Return a copy of every line in the data below that contains "initial".

· · · ·

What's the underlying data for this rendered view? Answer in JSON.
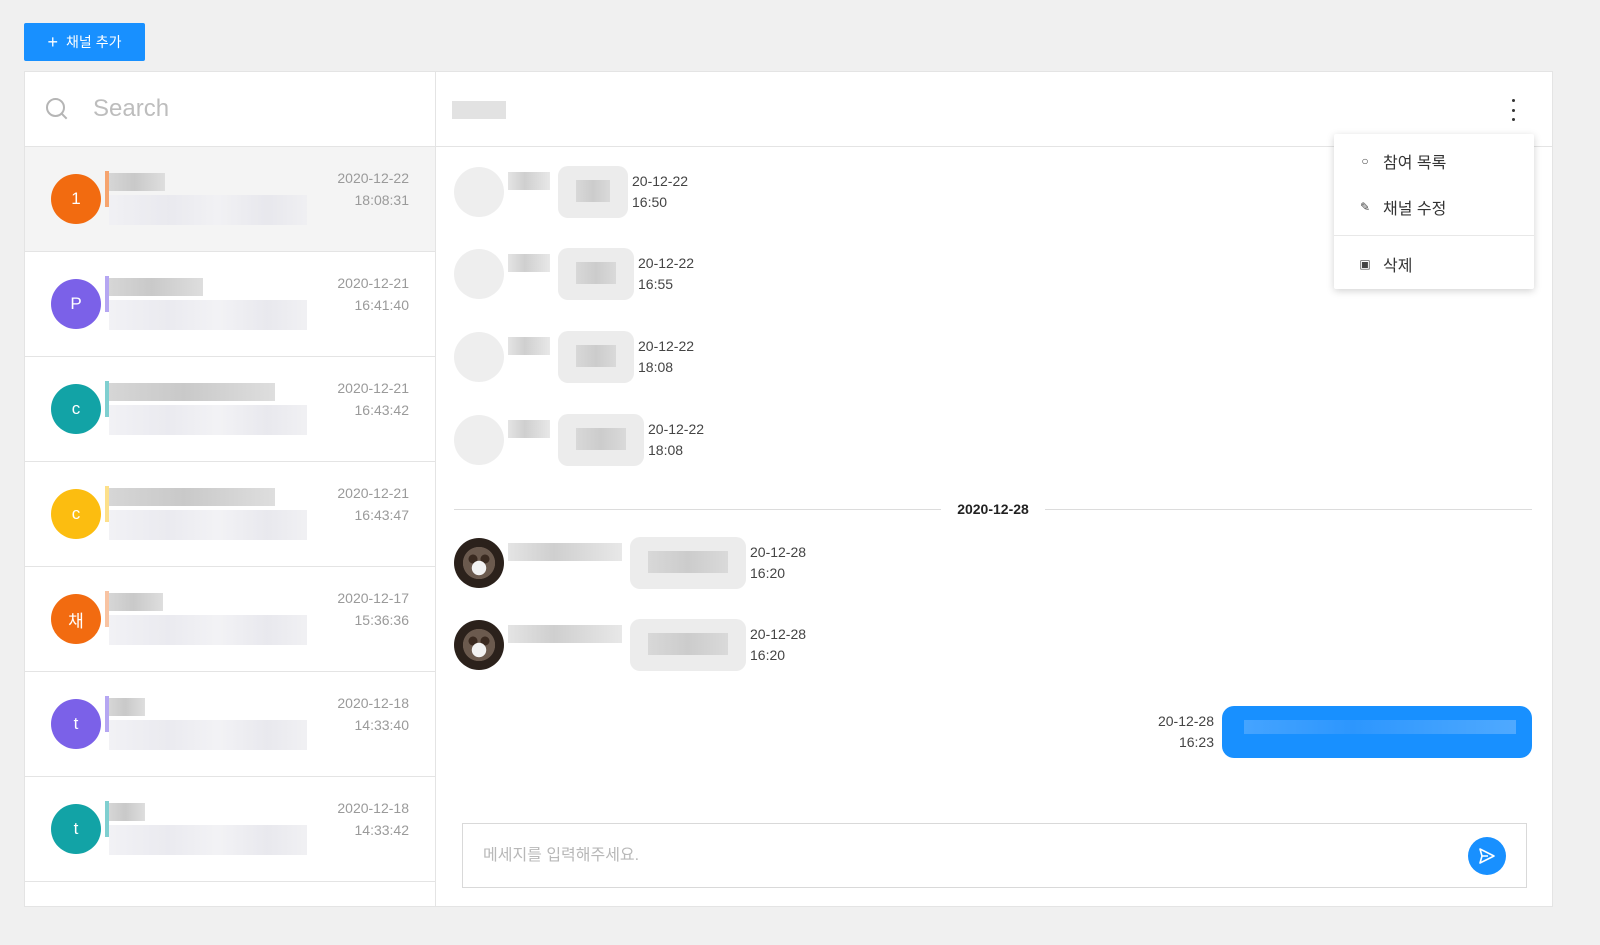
{
  "toolbar": {
    "add_channel_label": "채널 추가",
    "add_icon": "plus-icon"
  },
  "search": {
    "placeholder": "Search",
    "icon": "search-icon"
  },
  "channels": [
    {
      "initial": "1",
      "color": "#f26b10",
      "bar_color": "#f6a46e",
      "date": "2020-12-22",
      "time": "18:08:31"
    },
    {
      "initial": "P",
      "color": "#7b61e8",
      "bar_color": "#b5a6f2",
      "date": "2020-12-21",
      "time": "16:41:40"
    },
    {
      "initial": "c",
      "color": "#12a3a6",
      "bar_color": "#7fcfd0",
      "date": "2020-12-21",
      "time": "16:43:42"
    },
    {
      "initial": "c",
      "color": "#fcbd10",
      "bar_color": "#fde08a",
      "date": "2020-12-21",
      "time": "16:43:47"
    },
    {
      "initial": "채",
      "color": "#f26b10",
      "bar_color": "#f8c3a2",
      "date": "2020-12-17",
      "time": "15:36:36"
    },
    {
      "initial": "t",
      "color": "#7b61e8",
      "bar_color": "#b5a6f2",
      "date": "2020-12-18",
      "time": "14:33:40"
    },
    {
      "initial": "t",
      "color": "#12a3a6",
      "bar_color": "#7fcfd0",
      "date": "2020-12-18",
      "time": "14:33:42"
    }
  ],
  "menu": {
    "items": [
      {
        "label": "참여 목록",
        "icon": "user-icon"
      },
      {
        "label": "채널 수정",
        "icon": "edit-icon"
      },
      {
        "label": "삭제",
        "icon": "trash-icon"
      }
    ]
  },
  "messages": [
    {
      "date": "20-12-22",
      "time": "16:50"
    },
    {
      "date": "20-12-22",
      "time": "16:55"
    },
    {
      "date": "20-12-22",
      "time": "18:08"
    },
    {
      "date": "20-12-22",
      "time": "18:08"
    },
    {
      "date": "20-12-28",
      "time": "16:20"
    },
    {
      "date": "20-12-28",
      "time": "16:20"
    }
  ],
  "date_divider": "2020-12-28",
  "my_message": {
    "date": "20-12-28",
    "time": "16:23"
  },
  "composer": {
    "placeholder": "메세지를 입력해주세요.",
    "send_icon": "send-icon"
  },
  "colors": {
    "accent": "#1890ff",
    "background": "#f0f0f0"
  }
}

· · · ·

**Answer to this task:**
      "initial": "1",
      "initial": "P",
      "initial": "c",
      "initial": "c",
      "initial": "채",
      "initial": "t",
      "initial": "t",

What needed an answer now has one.